Erika Thompson lives in a flat in the Alexandra Road estate. “There’s a red brick path in the middle, and everyone can see what’s going on there,” she says. “You can’t do anything silly without people seeing it. It’s like constant Neighbourhood Watch. And because there’s a lot of families, there are kids running around all the time.” 

Brownfield says a lower rise approach has other benefits. “When you build tower blocks, you’re building lifts or stairs or bin stores,” she says. “And when you build street-based houses, you don’t have to build that. You can rent or sell every square metre that you build because everything is usable.

“That means that those projects are more viable for local authorities, because you’re able to make the most of the land, and you’re doing so in a way which hopefully creates more of a socially active community.”

Cian Kinsella is a member of The Big Issue’s Breakthrough programme

This article is taken from The Big Issue magazine out this week. Support your local vendor by buying today! If you cannot reach your local vendor, click HERE to subscribe to The Big Issue or give a gift subscription. You can also purchase one-off issues from The Big Issue Shop. The Big Issue app is available now from the App Store or Google Play

Support the Big Issue

For over 30 years, the Big Issue has been committed to ending poverty in the UK. In 2024, our work is needed more than ever. Find out how you can support the Big Issue today.
Vendor martin Hawes

Recommended for you

View all
Rents in UK are rising at highest rate in decades. Will they keep going up?
rents uk
Renting

Rents in UK are rising at highest rate in decades. Will they keep going up?

Scotland needs real-time rough sleeping count to save lives
rough sleeping and temporary accommodation in Scotland is under the spotlight on Buchanan Street in Glasgow
homelessness

Scotland needs real-time rough sleeping count to save lives

'More bad news for renters': Rental crisis continues with steep rent rises despite inflation falling
inflation is falling but rents are still rising at a faster rate than wages
RENTING

'More bad news for renters': Rental crisis continues with steep rent rises despite inflation falling

Labour promises wave of new towns if elected. But will they make a dent in UK's housing crisis?
Angela Rayner announces Labour new town plan
Housing

Labour promises wave of new towns if elected.

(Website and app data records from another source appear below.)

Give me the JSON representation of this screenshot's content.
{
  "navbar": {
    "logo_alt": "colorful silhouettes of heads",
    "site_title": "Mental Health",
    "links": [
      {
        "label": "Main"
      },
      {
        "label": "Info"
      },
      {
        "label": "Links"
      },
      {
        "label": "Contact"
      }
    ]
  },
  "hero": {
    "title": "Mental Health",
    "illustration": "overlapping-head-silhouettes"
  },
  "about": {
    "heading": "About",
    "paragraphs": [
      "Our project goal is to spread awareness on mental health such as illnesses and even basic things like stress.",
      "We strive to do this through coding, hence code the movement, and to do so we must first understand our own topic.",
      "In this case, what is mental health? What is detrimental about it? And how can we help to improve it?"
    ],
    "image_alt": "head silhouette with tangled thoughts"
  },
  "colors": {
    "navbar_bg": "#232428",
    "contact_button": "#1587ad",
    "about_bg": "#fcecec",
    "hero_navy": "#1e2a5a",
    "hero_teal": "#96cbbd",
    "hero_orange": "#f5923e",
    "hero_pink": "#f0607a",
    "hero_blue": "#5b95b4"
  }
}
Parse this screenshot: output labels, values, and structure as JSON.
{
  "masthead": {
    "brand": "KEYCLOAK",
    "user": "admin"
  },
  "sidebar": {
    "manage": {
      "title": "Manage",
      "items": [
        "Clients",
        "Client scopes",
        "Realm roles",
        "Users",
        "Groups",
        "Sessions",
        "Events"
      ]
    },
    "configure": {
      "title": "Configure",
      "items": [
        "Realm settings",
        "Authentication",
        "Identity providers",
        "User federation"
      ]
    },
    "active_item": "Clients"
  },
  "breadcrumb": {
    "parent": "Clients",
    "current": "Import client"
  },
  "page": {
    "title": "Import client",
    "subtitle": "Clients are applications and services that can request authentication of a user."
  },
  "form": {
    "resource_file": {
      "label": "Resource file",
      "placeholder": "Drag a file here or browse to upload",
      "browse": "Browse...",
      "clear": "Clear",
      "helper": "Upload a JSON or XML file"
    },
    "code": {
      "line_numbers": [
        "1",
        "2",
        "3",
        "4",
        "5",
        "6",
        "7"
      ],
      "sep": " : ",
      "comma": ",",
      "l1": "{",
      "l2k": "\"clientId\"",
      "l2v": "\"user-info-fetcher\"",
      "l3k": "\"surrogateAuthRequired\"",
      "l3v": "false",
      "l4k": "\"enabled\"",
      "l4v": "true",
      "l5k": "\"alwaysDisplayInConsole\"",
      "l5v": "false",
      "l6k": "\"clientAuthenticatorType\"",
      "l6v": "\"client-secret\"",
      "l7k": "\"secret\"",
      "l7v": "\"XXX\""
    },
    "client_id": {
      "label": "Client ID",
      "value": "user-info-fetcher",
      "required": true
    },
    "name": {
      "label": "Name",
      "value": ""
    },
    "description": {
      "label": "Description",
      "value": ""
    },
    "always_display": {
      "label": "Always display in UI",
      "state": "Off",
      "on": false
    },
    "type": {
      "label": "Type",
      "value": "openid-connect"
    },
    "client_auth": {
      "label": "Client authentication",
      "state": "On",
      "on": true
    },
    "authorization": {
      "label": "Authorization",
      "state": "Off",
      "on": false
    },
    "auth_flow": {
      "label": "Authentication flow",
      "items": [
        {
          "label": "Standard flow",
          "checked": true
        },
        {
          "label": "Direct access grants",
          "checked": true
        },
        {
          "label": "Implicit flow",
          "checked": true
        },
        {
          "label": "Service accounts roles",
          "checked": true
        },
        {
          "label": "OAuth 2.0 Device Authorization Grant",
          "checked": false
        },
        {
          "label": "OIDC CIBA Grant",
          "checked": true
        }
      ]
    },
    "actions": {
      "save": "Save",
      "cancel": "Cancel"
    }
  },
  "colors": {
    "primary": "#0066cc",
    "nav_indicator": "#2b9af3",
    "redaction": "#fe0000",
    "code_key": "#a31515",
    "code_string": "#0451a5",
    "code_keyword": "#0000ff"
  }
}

But will they make a dent in UK's housing crisis?

Most Popular

Read All
Renters pay their landlords' buy-to-let mortgages, so they should get a share of the profits
Renters: A mortgage lender's window advertising buy-to-let products
1.

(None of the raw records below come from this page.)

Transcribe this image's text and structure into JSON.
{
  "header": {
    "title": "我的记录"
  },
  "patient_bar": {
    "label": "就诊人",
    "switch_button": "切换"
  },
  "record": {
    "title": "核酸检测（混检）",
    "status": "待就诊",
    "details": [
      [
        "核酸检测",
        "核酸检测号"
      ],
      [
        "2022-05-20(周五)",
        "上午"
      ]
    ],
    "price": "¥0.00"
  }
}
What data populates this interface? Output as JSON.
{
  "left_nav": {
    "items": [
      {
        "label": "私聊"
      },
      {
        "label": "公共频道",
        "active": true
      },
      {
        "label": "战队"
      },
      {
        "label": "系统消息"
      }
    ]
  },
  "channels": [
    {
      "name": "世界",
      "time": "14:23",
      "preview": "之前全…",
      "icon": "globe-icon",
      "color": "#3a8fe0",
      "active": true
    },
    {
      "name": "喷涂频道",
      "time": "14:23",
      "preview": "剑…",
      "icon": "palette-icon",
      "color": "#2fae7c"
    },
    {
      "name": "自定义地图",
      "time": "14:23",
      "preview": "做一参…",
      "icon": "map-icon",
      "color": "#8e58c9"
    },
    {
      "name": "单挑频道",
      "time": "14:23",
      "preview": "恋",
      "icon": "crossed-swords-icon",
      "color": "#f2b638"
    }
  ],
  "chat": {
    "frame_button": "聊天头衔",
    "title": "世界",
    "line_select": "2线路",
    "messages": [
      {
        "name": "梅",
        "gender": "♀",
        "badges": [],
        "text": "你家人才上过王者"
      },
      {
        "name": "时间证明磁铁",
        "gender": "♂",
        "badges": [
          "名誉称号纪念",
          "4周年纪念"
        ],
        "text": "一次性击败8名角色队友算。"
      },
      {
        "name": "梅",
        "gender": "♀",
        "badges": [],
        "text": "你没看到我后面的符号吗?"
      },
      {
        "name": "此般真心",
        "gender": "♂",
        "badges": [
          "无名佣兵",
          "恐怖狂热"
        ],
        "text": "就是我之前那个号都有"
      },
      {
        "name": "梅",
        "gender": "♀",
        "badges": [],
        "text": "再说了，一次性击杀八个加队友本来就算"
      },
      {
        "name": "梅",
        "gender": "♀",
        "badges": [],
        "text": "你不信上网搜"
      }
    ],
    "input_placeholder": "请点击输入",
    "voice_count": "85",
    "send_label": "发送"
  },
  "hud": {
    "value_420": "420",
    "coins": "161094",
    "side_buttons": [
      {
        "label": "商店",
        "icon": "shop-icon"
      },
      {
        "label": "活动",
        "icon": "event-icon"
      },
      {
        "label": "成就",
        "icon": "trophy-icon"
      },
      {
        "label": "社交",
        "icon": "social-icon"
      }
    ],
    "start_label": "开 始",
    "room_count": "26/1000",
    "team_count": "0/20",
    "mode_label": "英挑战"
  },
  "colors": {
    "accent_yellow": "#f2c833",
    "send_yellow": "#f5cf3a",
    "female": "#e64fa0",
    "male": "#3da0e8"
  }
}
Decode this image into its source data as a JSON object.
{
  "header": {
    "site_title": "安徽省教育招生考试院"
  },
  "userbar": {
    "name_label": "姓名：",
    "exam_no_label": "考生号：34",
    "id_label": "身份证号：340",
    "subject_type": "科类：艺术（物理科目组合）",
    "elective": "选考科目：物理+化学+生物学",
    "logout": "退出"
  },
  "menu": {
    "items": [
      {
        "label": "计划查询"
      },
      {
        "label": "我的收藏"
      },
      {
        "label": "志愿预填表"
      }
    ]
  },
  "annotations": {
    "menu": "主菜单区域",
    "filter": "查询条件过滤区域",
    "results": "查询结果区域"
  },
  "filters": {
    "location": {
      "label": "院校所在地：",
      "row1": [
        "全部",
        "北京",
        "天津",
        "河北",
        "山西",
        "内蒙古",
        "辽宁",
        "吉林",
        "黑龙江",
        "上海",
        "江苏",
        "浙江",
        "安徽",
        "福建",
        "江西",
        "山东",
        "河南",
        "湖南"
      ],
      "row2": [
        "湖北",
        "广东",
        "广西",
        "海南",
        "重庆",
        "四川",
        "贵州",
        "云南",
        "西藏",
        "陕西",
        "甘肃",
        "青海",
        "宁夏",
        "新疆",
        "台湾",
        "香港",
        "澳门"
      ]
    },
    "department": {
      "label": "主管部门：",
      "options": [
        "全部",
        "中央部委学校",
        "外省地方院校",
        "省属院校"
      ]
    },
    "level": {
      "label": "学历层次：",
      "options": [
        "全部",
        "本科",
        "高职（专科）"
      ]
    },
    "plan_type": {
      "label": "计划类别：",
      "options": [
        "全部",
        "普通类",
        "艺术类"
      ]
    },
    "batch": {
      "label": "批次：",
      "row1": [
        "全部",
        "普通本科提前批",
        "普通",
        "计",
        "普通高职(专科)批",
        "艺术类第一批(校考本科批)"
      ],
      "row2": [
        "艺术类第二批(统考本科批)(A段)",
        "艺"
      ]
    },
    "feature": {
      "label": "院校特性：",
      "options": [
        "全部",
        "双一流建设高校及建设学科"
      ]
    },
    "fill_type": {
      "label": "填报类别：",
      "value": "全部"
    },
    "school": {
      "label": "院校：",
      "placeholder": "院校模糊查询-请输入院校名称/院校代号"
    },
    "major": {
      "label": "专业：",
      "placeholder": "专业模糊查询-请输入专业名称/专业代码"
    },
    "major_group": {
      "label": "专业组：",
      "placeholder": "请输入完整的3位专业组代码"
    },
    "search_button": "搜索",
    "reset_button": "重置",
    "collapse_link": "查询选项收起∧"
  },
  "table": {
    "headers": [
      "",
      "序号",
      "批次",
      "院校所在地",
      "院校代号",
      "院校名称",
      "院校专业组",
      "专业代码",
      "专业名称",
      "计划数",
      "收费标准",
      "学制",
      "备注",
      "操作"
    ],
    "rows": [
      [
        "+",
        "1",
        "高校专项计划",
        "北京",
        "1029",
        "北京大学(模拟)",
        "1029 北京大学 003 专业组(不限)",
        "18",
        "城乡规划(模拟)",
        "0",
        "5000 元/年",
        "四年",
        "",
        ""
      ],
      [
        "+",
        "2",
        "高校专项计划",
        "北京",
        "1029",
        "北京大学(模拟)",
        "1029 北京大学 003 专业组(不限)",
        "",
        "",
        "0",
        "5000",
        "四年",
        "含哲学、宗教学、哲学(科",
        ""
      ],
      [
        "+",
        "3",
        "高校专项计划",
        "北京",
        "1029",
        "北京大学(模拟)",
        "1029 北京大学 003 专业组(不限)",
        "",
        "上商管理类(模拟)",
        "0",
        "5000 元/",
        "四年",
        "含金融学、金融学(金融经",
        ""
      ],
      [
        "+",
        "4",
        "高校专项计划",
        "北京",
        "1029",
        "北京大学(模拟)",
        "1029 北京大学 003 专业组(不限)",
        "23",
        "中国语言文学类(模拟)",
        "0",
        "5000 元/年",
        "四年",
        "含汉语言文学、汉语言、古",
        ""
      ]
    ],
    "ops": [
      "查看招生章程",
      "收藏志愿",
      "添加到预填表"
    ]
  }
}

Renters pay their landlords' buy-to-let mortgages, so they should get a share of the profits

Exclusive: Disabled people are 'set up to fail' by the DWP in target-driven disability benefits system, whistleblowers reveal
Pound coins on a piece of paper with disability living allowancve
2.

Exclusive: Disabled people are 'set up to fail' by the DWP in target-driven disability benefits system, whistleblowers reveal

Cost of living payment 2024: Where to get help now the scheme is over
next dwp cost of living payment 2023
3.

Cost of living payment 2024: Where to get help now the scheme is over

Strike dates 2023: From train drivers to NHS doctors, here are the dates to know
4.

Strike dates 2023: From train drivers to NHS doctors, here are the dates to know